Producer, Educator & Writer
The pansy is a delicate flower — but it’s more than just a flower, it’s also a symbol of trans solidarity. Oakland-based tattoo artist Cedre Csillagi started the A Thousand Pansies project as a way to dedicate their art to something bigger, and also raise money for a Black-led trans organization in Alabama called The Knights and Orchid Society (TKO). Thus far, over 18 people have received matching pansy tattoos, and, as of today, the project has raised nearly $15,000 dollars.
“I think that it’s a beautiful project and an example of how to show up for grassroot organizations,” said TC Caldwell, director of community engagement for the Alabama-based organization. They added that Black trans-led organizations in the South don’t see the same funding opportunities as others. The needs of their clients range from assistance with name/gender marker changes on IDs to food and stable housing.
“We can’t do this work without community. This is critical life-saving work,” Caldwell said. Solidarity is key to their work, which can “look like fighting anti-trans legislation, making sure trans youth have safe places/spaces to exist whole, making sure that there are jobs for trans folks, and allowing trans people to lead the work,” they said.
Piper Kerman echoed the importance of ensuring Black trans people are financially supported, in an interview with KQED while she got her pansy tattoo.’I feel more and more connected to the image every time I do it. Which is really beautiful to just do it over and over. It’s like I’m reiterating on my own ideals and my own politics around this.’Cedre Csillagi
“Black trans people need love and support and resources, and that’s what the project is going to bring,” she said. Kerman is a Bay Area resident and author of Orange Is the New Black, the book on which the hit Netflix series is based, chronicling her experience with incarceration.
Kerman said that when she was incarcerated, she had a Black trans neighbor who was an important figure in her life. In the Netflix series, that figure is played by Laverne Cox.
Kerman said she also has an aunt named Pansy, and that one of her great-grandmothers was named Pansy.
Csillagi, co-owner of Diving Swallow Tattoo in downtown Oakland, explained that the word “pansy” used to be a derogatory term and that the choice of this flower is also a nod to the work of another artist, Paul Harfleet, who began planting pansies at the sites of homophobic incidents he experienced in Manchester, England. “The species of plant was of course vitally important and the pansy instantly seemed perfect,” Harfleet wrote, explaining the project on his website. “The name of the flower originates from the French verb; penser (to think), as the bowing head of the flower was seen to visually echo a person in deep thought.”
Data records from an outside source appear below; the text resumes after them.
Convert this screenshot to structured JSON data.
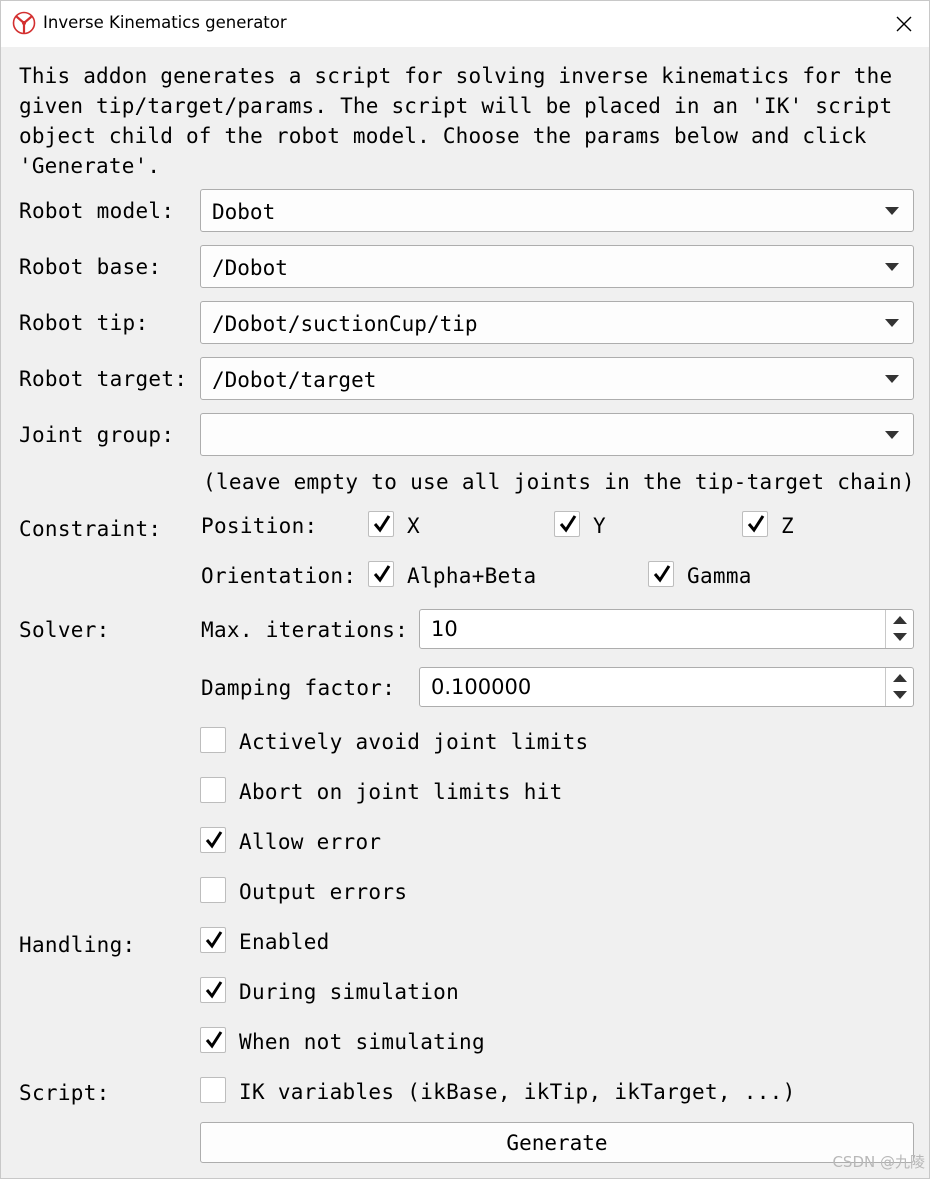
{
  "window": {
    "title": "Inverse Kinematics generator",
    "app_icon": "coppeliasim-logo-icon",
    "close_icon": "close-icon"
  },
  "intro": "This addon generates a script for solving inverse kinematics for the\ngiven tip/target/params. The script will be placed in an 'IK' script\nobject child of the robot model. Choose the params below and click\n'Generate'.",
  "fields": {
    "robot_model": {
      "label": "Robot model:",
      "value": "Dobot"
    },
    "robot_base": {
      "label": "Robot base:",
      "value": "/Dobot"
    },
    "robot_tip": {
      "label": "Robot tip:",
      "value": "/Dobot/suctionCup/tip"
    },
    "robot_target": {
      "label": "Robot target:",
      "value": "/Dobot/target"
    },
    "joint_group": {
      "label": "Joint group:",
      "value": "",
      "hint": "(leave empty to use all joints in the tip-target chain)"
    }
  },
  "constraint": {
    "label": "Constraint:",
    "position_label": "Position:",
    "x": {
      "label": "X",
      "checked": true
    },
    "y": {
      "label": "Y",
      "checked": true
    },
    "z": {
      "label": "Z",
      "checked": true
    },
    "orientation_label": "Orientation:",
    "alpha_beta": {
      "label": "Alpha+Beta",
      "checked": true
    },
    "gamma": {
      "label": "Gamma",
      "checked": true
    }
  },
  "solver": {
    "label": "Solver:",
    "max_iterations": {
      "label": "Max. iterations:",
      "value": "10"
    },
    "damping": {
      "label": "Damping factor:",
      "value": "0.100000"
    },
    "avoid_limits": {
      "label": "Actively avoid joint limits",
      "checked": false
    },
    "abort_limits": {
      "label": "Abort on joint limits hit",
      "checked": false
    },
    "allow_error": {
      "label": "Allow error",
      "checked": true
    },
    "output_errors": {
      "label": "Output errors",
      "checked": false
    }
  },
  "handling": {
    "label": "Handling:",
    "enabled": {
      "label": "Enabled",
      "checked": true
    },
    "during_sim": {
      "label": "During simulation",
      "checked": true
    },
    "not_sim": {
      "label": "When not simulating",
      "checked": true
    }
  },
  "script": {
    "label": "Script:",
    "ik_vars": {
      "label": "IK variables (ikBase, ikTip, ikTarget, ...)",
      "checked": false
    }
  },
  "generate_label": "Generate",
  "watermark": "CSDN @九陵"
}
For Csillagi, care and thought in action is what the A Thousand Pansies project is all about. It’s a way to connect their own politics to something bigger. The custom-designed tattoo is part of a vision to spread a physical symbol of “love, alliance and protection.”
Csillagi grew up in the South and has seen the impact of homophobia firsthand. For them, it’s solidified the importance of creating a shared symbol in the Bay Area and beyond.
“I just started to feel like I needed to do something, anything to help,” Csillagi said.
“Being a tattoo artist is [an] incredibly beautiful profession, but it is often very individualized. It’s like one person’s journey through grief or transition … I wanted to open up my job and my skills to be more community-minded.”
Csillagi, a highly sought tattoo artist, is booked until 2024, but they will be creating a weekly time slot for those looking to get inked with a pansy tattoo. And they are also sharing the design so other tattoo artists can participate.
“I feel more and more connected to the image every time I do it,” Csillagi said. “Which is really beautiful to just do it over and over. It’s like I’m reiterating on my own ideals and my own politics around this.”